Records for the exercise section start

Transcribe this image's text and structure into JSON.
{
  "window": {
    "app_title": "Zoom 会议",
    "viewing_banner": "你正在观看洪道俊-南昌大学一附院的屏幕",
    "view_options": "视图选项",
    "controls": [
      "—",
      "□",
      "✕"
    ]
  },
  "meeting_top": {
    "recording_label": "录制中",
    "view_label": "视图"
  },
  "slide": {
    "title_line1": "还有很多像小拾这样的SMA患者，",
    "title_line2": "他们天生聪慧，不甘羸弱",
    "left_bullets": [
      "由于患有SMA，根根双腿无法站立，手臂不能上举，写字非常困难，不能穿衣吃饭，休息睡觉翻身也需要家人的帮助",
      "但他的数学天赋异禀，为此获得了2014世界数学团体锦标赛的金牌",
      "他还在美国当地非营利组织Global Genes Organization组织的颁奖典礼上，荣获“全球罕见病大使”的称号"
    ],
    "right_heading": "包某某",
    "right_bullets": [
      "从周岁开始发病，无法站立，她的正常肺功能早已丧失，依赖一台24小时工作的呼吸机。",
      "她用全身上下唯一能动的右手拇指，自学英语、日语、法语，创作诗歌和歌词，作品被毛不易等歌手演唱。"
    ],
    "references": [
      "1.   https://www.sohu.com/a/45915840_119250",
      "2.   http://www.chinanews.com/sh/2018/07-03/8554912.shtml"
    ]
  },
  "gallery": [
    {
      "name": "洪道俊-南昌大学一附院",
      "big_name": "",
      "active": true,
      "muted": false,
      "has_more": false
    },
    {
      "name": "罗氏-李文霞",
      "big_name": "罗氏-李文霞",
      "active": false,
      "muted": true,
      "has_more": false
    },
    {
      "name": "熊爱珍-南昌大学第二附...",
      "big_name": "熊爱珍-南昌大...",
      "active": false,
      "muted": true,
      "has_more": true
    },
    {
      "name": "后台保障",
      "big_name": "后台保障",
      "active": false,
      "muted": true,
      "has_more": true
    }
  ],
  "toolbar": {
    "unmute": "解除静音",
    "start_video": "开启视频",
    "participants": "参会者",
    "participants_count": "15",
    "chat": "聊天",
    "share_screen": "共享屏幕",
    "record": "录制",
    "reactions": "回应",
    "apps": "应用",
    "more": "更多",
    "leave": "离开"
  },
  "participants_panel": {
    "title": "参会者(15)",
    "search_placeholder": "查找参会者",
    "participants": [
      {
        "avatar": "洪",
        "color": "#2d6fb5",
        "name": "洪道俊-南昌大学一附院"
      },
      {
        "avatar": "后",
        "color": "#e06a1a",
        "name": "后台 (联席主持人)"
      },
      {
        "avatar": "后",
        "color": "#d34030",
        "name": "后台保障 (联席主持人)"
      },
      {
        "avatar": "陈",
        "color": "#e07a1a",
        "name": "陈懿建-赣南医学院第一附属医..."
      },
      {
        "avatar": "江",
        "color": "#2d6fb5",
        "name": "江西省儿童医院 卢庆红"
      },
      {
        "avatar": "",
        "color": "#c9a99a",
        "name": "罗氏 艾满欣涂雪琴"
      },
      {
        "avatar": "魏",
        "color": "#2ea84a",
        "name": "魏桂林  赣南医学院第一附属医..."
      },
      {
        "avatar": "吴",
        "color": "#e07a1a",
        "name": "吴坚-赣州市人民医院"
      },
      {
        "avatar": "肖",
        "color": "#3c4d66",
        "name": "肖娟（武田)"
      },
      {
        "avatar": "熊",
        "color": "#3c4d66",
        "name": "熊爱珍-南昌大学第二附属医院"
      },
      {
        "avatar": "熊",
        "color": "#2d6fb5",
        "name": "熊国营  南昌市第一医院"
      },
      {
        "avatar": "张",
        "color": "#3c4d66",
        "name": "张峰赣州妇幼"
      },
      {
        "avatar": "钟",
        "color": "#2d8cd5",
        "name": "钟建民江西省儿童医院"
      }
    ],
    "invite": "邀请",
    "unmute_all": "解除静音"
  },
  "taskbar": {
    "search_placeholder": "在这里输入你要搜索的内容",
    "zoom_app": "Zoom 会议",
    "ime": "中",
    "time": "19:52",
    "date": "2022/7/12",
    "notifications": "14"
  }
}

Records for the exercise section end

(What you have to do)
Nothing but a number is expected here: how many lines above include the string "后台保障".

(Output below)
3